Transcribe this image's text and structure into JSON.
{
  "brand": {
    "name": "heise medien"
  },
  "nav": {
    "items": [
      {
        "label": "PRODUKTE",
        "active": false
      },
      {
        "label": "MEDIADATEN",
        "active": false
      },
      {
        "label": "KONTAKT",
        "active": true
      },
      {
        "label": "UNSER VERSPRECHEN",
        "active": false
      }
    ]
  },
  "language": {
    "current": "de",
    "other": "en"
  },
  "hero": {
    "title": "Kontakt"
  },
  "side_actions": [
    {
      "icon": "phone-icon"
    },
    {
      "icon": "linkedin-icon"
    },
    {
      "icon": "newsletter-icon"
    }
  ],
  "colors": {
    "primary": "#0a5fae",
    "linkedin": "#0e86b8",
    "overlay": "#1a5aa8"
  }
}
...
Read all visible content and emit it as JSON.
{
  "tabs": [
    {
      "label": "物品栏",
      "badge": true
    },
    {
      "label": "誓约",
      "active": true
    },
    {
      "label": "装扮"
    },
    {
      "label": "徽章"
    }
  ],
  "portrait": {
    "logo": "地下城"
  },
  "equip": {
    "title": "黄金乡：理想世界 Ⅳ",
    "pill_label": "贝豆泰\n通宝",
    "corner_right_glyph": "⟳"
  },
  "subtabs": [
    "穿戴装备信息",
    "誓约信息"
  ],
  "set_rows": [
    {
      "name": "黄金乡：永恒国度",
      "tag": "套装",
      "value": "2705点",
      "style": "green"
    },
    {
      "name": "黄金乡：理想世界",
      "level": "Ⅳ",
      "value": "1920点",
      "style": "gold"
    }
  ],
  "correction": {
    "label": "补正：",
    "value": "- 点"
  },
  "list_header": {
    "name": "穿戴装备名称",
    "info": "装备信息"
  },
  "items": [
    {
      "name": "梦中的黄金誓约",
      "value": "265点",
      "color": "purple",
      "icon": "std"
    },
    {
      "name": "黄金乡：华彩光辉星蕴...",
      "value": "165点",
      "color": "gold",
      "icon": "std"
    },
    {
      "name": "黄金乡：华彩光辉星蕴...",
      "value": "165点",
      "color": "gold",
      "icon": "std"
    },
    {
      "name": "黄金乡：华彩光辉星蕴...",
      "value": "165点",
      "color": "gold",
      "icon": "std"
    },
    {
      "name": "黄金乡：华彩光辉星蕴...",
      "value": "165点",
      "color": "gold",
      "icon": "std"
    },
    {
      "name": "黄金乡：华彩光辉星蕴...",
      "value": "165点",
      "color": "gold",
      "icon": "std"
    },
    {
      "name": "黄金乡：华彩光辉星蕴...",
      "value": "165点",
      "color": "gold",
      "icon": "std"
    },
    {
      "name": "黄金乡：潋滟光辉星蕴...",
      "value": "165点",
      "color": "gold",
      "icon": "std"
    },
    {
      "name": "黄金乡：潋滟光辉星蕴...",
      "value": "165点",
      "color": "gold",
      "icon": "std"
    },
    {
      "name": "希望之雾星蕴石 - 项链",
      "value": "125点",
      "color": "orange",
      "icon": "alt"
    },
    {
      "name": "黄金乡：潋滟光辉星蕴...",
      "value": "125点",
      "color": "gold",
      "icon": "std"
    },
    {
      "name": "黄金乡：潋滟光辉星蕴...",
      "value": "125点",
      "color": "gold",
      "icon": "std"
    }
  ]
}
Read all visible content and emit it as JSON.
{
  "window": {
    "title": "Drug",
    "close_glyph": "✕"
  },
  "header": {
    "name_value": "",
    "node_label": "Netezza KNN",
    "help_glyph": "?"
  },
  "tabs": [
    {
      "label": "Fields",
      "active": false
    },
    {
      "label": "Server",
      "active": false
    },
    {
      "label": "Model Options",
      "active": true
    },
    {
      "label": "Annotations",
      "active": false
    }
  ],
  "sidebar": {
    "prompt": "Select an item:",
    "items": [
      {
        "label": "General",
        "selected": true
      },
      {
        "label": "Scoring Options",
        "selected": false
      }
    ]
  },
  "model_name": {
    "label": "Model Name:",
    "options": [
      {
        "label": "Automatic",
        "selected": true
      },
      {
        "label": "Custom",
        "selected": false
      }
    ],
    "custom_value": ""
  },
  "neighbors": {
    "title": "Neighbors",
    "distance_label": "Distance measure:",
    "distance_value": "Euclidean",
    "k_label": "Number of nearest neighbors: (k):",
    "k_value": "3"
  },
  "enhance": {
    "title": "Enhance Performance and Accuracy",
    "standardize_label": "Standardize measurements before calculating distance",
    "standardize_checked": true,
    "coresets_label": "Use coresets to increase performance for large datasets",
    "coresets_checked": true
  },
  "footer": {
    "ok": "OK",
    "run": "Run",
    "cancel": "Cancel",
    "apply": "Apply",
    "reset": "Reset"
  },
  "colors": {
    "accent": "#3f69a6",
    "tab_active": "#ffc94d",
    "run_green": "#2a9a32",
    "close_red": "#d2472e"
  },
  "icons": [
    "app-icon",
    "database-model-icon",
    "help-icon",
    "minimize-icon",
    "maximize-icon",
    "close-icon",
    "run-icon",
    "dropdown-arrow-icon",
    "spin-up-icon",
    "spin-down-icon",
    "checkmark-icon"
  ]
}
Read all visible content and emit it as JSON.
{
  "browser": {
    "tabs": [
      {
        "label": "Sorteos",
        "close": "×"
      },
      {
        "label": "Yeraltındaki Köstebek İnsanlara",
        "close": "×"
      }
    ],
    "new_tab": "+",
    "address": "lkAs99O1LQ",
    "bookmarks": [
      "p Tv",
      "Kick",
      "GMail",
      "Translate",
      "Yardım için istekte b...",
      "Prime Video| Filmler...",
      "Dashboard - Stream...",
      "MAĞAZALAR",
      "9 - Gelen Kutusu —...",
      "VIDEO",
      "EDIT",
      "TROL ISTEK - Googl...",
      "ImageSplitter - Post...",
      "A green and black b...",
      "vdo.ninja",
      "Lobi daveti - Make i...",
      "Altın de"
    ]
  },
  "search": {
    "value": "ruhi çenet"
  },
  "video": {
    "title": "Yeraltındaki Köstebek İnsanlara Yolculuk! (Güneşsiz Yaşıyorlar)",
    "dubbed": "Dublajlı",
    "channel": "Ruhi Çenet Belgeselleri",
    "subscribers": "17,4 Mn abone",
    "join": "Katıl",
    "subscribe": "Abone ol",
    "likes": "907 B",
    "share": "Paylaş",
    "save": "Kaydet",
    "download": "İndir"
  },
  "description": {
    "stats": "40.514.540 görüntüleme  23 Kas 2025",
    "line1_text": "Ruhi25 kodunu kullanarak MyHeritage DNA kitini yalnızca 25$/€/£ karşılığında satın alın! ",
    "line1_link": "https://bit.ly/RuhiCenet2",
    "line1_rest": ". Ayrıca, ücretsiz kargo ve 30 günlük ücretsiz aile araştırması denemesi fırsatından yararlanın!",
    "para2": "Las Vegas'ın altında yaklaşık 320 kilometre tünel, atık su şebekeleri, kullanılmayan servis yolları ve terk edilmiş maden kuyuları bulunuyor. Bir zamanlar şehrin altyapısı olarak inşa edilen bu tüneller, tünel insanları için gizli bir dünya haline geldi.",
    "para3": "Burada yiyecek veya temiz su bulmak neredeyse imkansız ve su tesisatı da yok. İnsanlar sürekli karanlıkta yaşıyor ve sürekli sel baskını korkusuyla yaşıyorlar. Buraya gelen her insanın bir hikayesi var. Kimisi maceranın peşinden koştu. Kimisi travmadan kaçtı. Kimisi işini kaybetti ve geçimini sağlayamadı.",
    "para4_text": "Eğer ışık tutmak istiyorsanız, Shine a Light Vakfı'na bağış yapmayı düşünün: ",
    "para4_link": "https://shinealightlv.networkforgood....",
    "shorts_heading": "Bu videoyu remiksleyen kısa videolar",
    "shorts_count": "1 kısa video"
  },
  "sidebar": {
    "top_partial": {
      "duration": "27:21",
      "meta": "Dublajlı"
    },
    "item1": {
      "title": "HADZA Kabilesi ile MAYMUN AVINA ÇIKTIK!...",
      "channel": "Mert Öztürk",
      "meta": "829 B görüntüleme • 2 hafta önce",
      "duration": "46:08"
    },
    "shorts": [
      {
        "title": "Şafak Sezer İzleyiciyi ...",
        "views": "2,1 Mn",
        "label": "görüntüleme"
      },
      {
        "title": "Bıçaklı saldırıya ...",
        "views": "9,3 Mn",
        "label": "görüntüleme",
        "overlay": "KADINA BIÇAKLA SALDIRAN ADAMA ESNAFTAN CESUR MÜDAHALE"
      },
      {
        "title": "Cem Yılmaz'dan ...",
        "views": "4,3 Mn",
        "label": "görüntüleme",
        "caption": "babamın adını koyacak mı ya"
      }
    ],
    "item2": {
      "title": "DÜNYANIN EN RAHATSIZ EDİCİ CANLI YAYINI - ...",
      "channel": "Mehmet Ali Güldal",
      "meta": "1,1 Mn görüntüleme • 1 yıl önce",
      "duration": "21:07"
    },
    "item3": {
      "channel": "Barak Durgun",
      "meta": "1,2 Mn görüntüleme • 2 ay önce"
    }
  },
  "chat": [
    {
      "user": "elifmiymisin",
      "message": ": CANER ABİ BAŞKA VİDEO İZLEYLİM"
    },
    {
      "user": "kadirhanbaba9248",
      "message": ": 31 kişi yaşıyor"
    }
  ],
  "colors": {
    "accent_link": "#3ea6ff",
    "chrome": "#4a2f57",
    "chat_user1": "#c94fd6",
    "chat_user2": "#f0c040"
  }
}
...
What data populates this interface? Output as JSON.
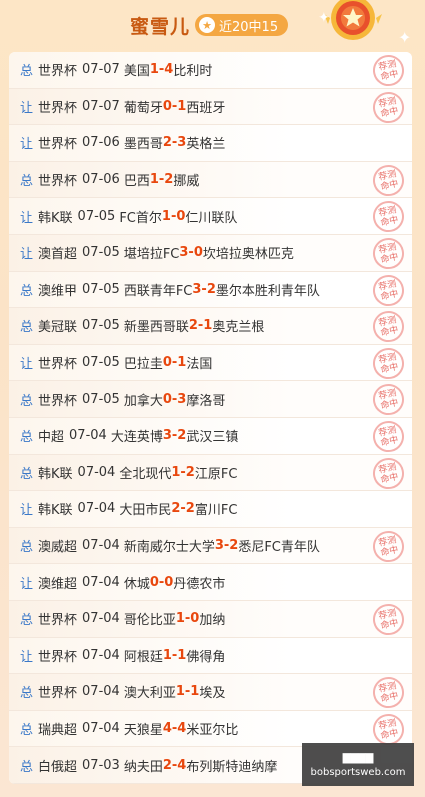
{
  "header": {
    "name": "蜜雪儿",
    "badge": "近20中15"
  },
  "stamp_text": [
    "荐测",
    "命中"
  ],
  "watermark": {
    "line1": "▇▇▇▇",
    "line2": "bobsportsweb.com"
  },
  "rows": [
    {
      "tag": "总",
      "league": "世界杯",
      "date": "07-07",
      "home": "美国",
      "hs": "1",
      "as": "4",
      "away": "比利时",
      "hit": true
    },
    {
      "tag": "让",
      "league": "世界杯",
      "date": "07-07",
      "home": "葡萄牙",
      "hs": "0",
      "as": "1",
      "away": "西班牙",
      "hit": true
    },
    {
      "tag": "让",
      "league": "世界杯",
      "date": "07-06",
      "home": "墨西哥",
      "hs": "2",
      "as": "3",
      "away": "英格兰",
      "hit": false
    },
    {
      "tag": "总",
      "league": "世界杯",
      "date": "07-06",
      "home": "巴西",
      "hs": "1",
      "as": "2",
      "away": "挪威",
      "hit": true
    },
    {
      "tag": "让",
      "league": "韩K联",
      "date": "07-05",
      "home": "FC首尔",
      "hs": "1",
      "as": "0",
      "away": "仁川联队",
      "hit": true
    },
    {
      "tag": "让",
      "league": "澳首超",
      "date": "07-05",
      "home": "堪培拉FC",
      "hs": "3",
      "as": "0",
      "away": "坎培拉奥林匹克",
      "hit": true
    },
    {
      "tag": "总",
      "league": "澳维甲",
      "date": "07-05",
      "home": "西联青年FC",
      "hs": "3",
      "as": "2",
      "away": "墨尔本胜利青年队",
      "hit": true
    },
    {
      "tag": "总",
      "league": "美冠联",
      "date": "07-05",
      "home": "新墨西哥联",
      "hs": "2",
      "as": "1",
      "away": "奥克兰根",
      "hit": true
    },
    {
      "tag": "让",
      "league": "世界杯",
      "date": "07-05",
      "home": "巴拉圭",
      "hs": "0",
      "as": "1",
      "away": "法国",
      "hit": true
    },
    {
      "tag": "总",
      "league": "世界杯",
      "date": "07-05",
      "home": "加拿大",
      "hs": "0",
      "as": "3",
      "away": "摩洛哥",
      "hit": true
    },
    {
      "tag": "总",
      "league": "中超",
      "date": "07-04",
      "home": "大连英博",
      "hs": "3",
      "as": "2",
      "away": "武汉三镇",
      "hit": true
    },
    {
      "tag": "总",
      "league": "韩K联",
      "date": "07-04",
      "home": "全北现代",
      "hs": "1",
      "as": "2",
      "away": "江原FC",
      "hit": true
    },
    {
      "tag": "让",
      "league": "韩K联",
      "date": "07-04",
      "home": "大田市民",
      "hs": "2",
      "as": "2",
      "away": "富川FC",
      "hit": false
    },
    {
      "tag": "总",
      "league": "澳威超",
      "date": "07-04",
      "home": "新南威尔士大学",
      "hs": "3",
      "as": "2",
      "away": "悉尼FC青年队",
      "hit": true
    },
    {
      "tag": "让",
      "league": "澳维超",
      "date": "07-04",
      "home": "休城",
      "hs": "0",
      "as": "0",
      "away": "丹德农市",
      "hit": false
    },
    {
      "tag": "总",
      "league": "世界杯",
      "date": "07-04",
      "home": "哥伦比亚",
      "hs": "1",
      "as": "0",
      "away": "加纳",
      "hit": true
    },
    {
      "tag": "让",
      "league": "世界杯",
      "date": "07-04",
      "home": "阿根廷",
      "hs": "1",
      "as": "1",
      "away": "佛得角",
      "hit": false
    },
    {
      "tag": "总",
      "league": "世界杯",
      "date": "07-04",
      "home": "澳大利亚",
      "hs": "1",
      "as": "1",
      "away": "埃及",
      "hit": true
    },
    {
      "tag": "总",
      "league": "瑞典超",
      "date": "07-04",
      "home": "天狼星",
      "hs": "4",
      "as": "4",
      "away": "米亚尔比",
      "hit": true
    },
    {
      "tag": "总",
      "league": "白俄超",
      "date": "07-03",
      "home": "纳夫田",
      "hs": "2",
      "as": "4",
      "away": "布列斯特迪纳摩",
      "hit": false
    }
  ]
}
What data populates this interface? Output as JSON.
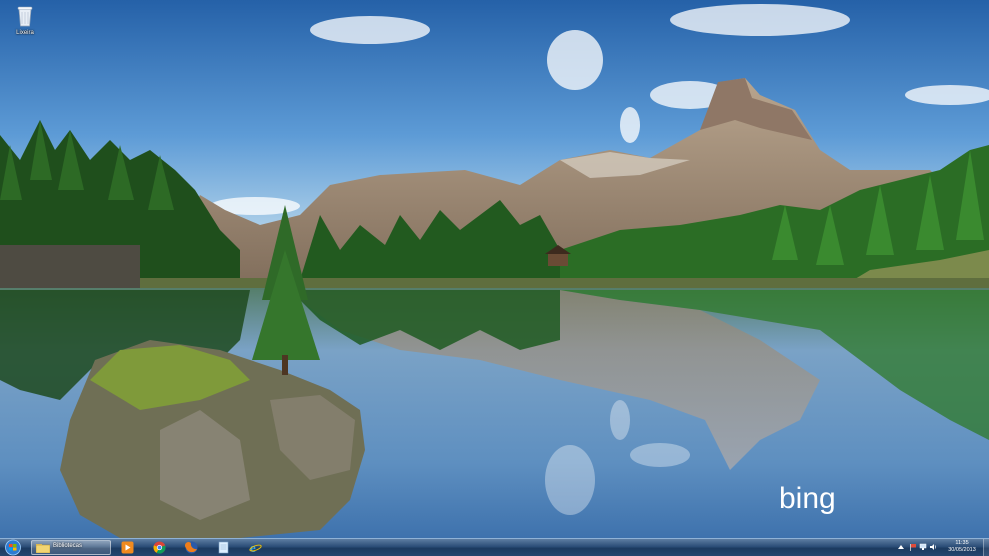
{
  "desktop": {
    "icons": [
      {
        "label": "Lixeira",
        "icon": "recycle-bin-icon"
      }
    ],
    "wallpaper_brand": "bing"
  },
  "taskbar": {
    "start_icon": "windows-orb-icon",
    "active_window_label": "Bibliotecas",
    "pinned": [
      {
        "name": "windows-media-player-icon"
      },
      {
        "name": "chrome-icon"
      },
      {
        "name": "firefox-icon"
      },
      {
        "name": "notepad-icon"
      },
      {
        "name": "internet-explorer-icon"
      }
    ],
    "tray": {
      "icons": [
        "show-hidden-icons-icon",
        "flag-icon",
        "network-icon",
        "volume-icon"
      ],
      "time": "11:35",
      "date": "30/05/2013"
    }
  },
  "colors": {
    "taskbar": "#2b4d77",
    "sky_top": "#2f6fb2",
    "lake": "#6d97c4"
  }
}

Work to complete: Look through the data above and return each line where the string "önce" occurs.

Task response:
      "meta": "829 B görüntüleme • 2 hafta önce",
      "meta": "1,1 Mn görüntüleme • 1 yıl önce",
      "meta": "1,2 Mn görüntüleme • 2 ay önce"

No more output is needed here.